Espoo Museum of Modern Art

14.11.2012 - 27.01.2013

No Smoke, No Dirt, No Work / Lithographic posters from Great Britain 1890–1940

The exhibition “Lithographic posters from Great Britain 1890–1940” presents 100 fascinating posters from the time when the modern poster was born and became a visible part of public urban spaces. The exhibition offers diverse insights into poster art as a product of modern consumer society – a phenomenon that seamlessly combines art and design with social change, propaganda, commercialism and humour.

The exhibition consists of three parts:
•the birth and rise of British poster art from 1890 to 1930
•public transport posters in London and
•Shell posters in the 1930s.

The British posters are from the collections of the Pushkin State Museum of Fine Arts in Moscow. The curator of the exhibition is Irina Nikiforova from the Pushkin Museum.

From Moscow to EMMA

How did 100 British posters and more than 2,000 European and American posters end up in the Pushkin State Museum of Fine Arts? The years of the revolution inspired people in Russia to collect Western posters in the 1920s. Moscow had become the centre of the Russian avant-garde in the early 1900s, and artists and collectors contributed to the dramatic social change and radicalisation in Russia.

The first Western lithographic posters were acquired by the State Museum of New Western Art in 1926 from an exhibition of Western revolutionary art. The museum continued to collect foreign posters in the 1930s. Private collectors also contributed to its collection.

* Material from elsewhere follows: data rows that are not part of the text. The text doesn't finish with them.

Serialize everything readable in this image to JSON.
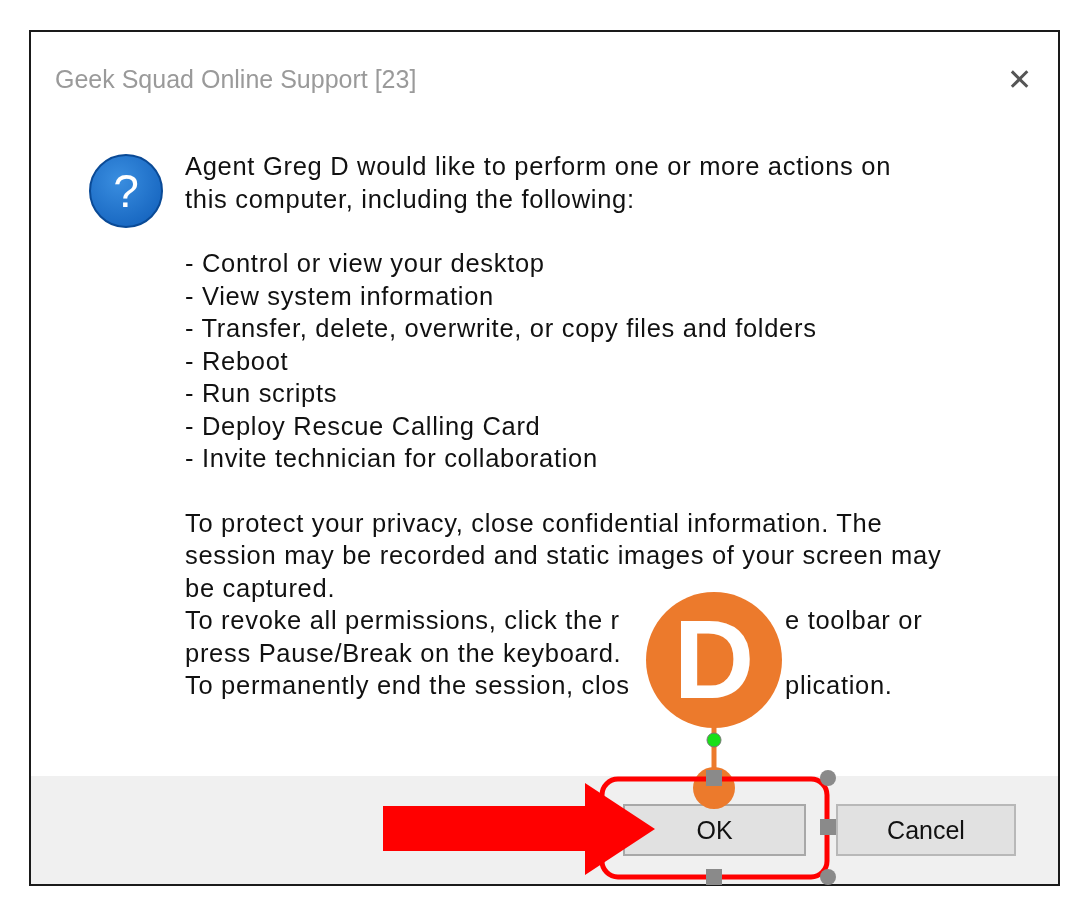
{
  "window": {
    "title": "Geek Squad Online Support [23]",
    "close_glyph": "✕"
  },
  "message": {
    "icon_glyph": "?",
    "intro_lines": [
      "Agent Greg D would like to perform one or more actions on",
      "this computer, including the following:"
    ],
    "actions": [
      "- Control or view your desktop",
      "- View system information",
      "- Transfer, delete, overwrite, or copy files and folders",
      "- Reboot",
      "- Run scripts",
      "- Deploy Rescue Calling Card",
      "- Invite technician for collaboration"
    ],
    "privacy_lines": [
      "To protect your privacy, close confidential information. The",
      "session may be recorded and static images of your screen may",
      "be captured."
    ],
    "notice_lines": [
      {
        "before": "To revoke all permissions, click the r",
        "after": "e toolbar or"
      },
      {
        "before": "press Pause/Break on the keyboard."
      },
      {
        "before": "To permanently end the session, clos",
        "after": "plication."
      }
    ]
  },
  "buttons": [
    {
      "label": "OK",
      "highlighted": true
    },
    {
      "label": "Cancel",
      "highlighted": false
    }
  ],
  "annotation": {
    "marker_label": "D"
  }
}
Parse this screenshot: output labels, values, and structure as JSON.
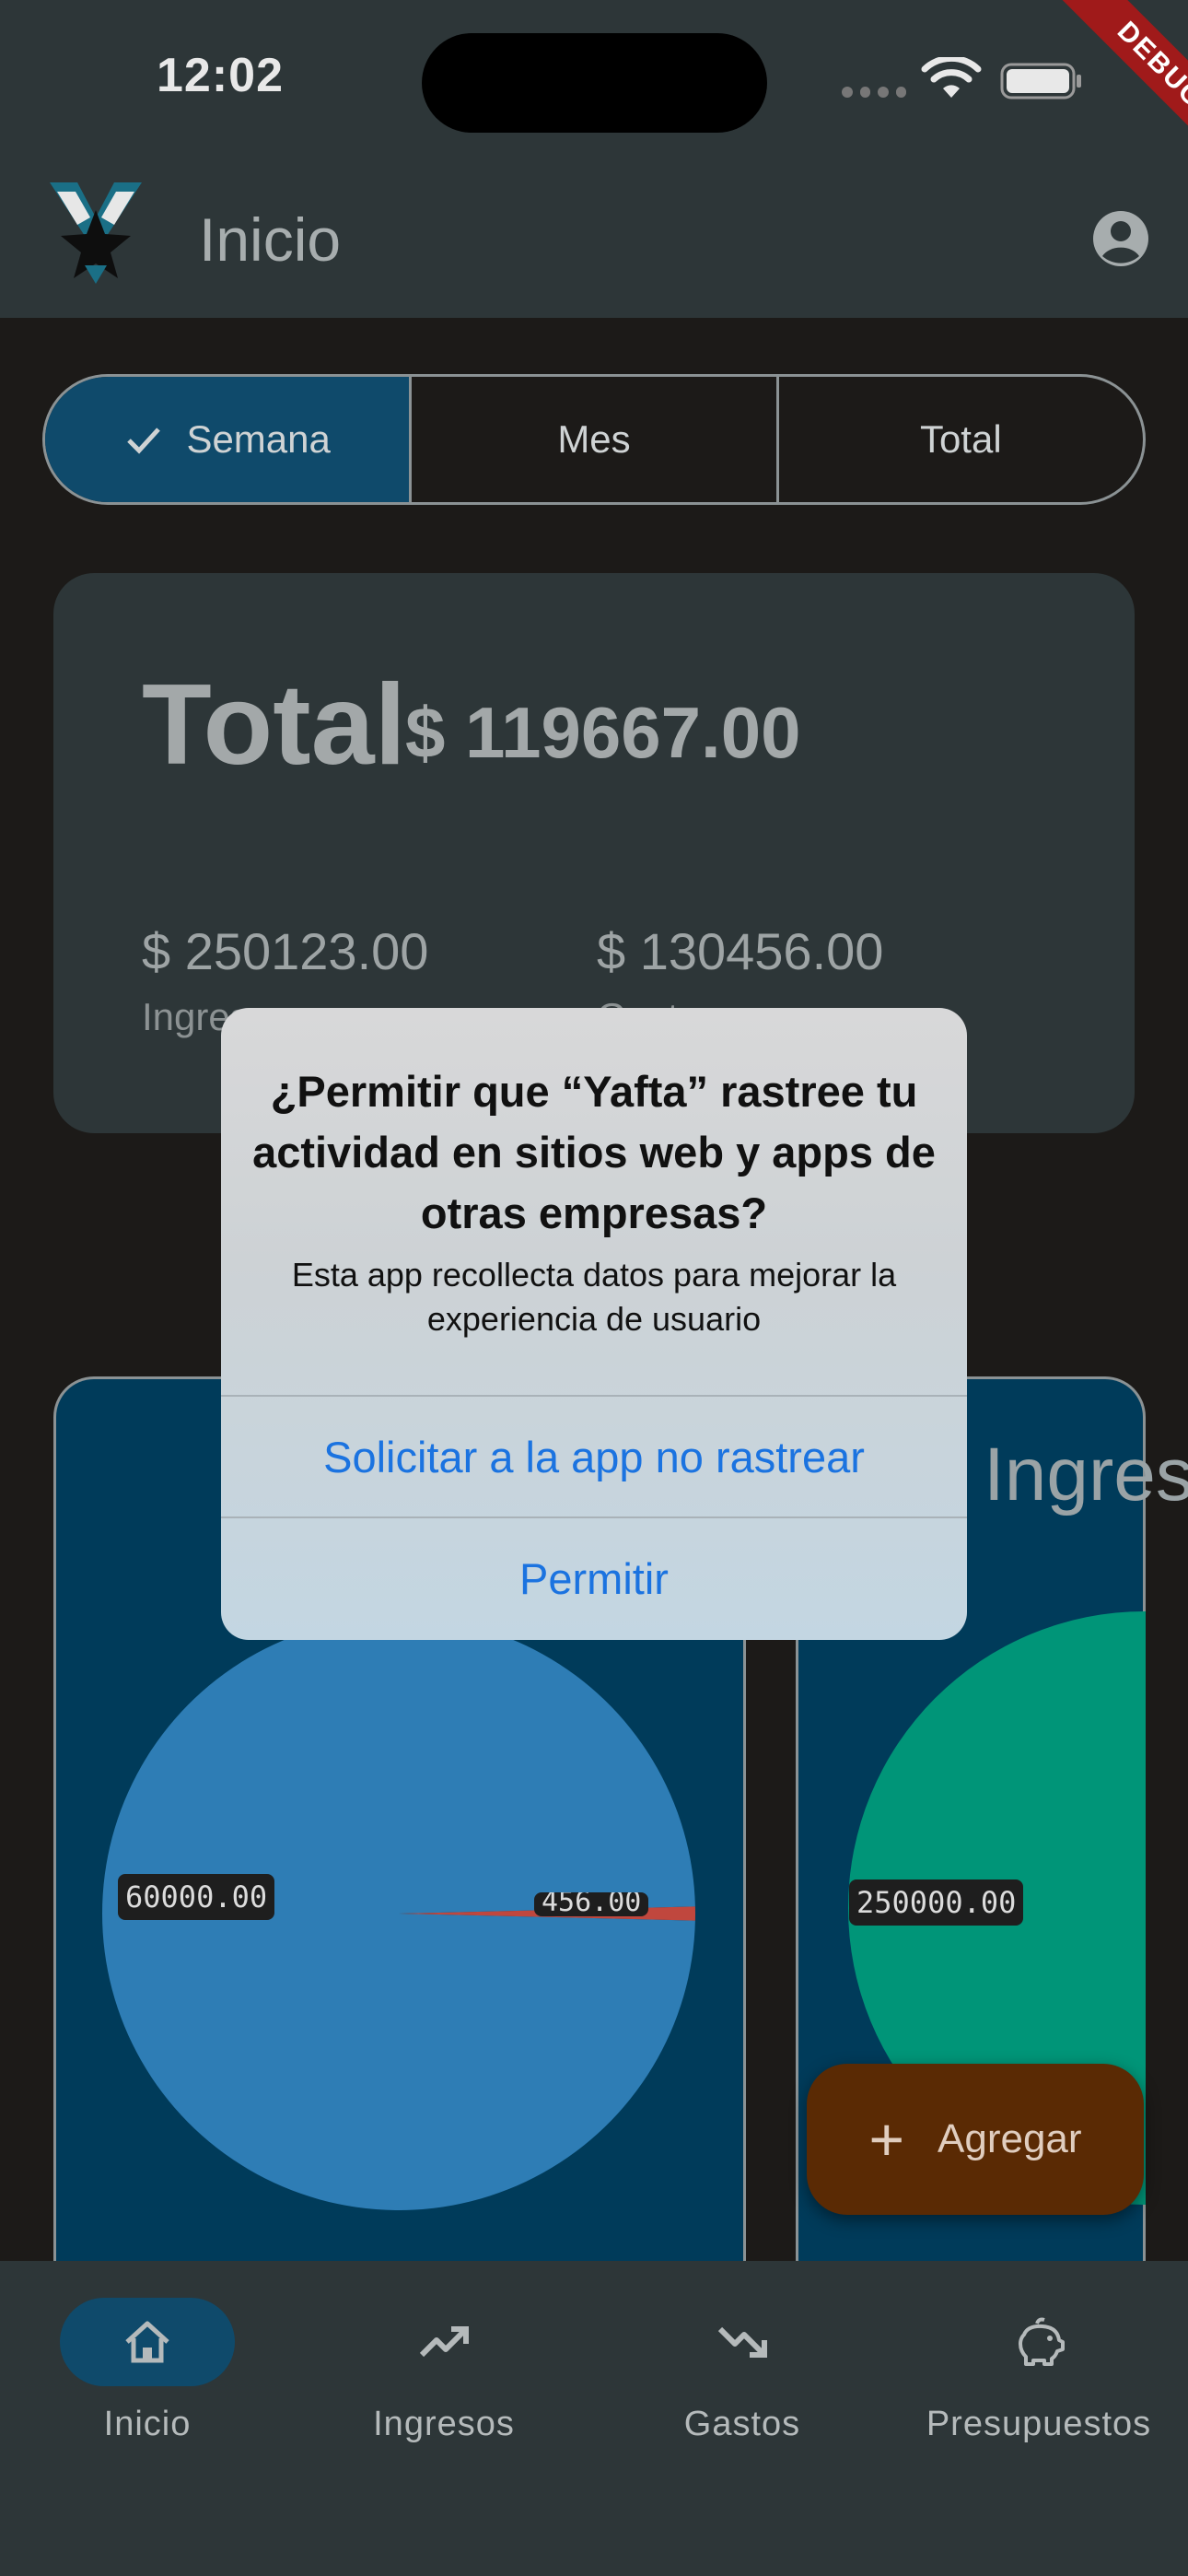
{
  "status_bar": {
    "time": "12:02",
    "debug_banner": "DEBUG"
  },
  "app_bar": {
    "title": "Inicio",
    "logo_icon": "yafta-logo-icon",
    "account_icon": "account-circle-icon"
  },
  "period_selector": {
    "options": [
      {
        "label": "Semana",
        "selected": true
      },
      {
        "label": "Mes",
        "selected": false
      },
      {
        "label": "Total",
        "selected": false
      }
    ]
  },
  "summary": {
    "total_label": "Total",
    "total_amount": "$ 119667.00",
    "income_amount": "$ 250123.00",
    "income_label": "Ingresos",
    "expense_amount": "$ 130456.00",
    "expense_label": "Gastos"
  },
  "charts": {
    "ingresos_title": "Ingresos",
    "gastos_tags": [
      "60000.00",
      "456.00"
    ],
    "ingresos_tags": [
      "250000.00"
    ]
  },
  "chart_data": [
    {
      "type": "pie",
      "values": [
        60000.0,
        456.0
      ],
      "colors": [
        "#2e7db5",
        "#c0473e"
      ]
    },
    {
      "type": "pie",
      "values": [
        250000.0
      ],
      "colors": [
        "#009578"
      ]
    }
  ],
  "fab": {
    "label": "Agregar",
    "icon": "plus-icon",
    "color": "#5a2a04"
  },
  "alert": {
    "title": "¿Permitir que “Yafta” rastree tu actividad en sitios web y apps de otras empresas?",
    "message": "Esta app recollecta datos para mejorar la experiencia de usuario",
    "button_no_track": "Solicitar a la app no rastrear",
    "button_allow": "Permitir"
  },
  "bottom_nav": {
    "items": [
      {
        "label": "Inicio",
        "icon": "home-icon",
        "active": true
      },
      {
        "label": "Ingresos",
        "icon": "trending-up-icon",
        "active": false
      },
      {
        "label": "Gastos",
        "icon": "trending-down-icon",
        "active": false
      },
      {
        "label": "Presupuestos",
        "icon": "piggy-bank-icon",
        "active": false
      }
    ]
  },
  "colors": {
    "accent": "#0f4a6b",
    "surface": "#2d3638",
    "background": "#1c1a18",
    "link": "#1b73e0"
  }
}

In 1948, Stalin closed down the State Museum of New Western Art, and more than 2,000 lithographic posters were secretly rushed to the Pushkin Museum, along with an extensive collection of old graphics.

From a post of the Royal Mail to a modern poster

In the English language, the word “poster” originally referred to an important announcement, a “post” – a concise written message delivered by the Royal Mail around England. When England became the leader in advertising art in the early twentieth century, this concise and often pithy form of communication was reflected in the clear, slogan-like and often humorous expression in modern British posters.

Poster art and the use of posters began to develop in Europe in the 1860s. Lithography as a printing method had been created in the late eighteenth century, but poster art had existed to a small extent even before that. The further development of lithography and particularly printing in colour made large and inexpensive proof runs possible in the 1860s. By the end of the nineteenth century, poster art had developed into a form of public art and an everyday part of the streetscape.

The high level of printing technology, the development of commercial advertising, readily available markets and organised advertising agencies enabled England to become the world leader in poster art in the early twentieth century. At the same time, new art institutes produced diversely skilled artists who were able to create modern posters in which texts were seamlessly integrated with images.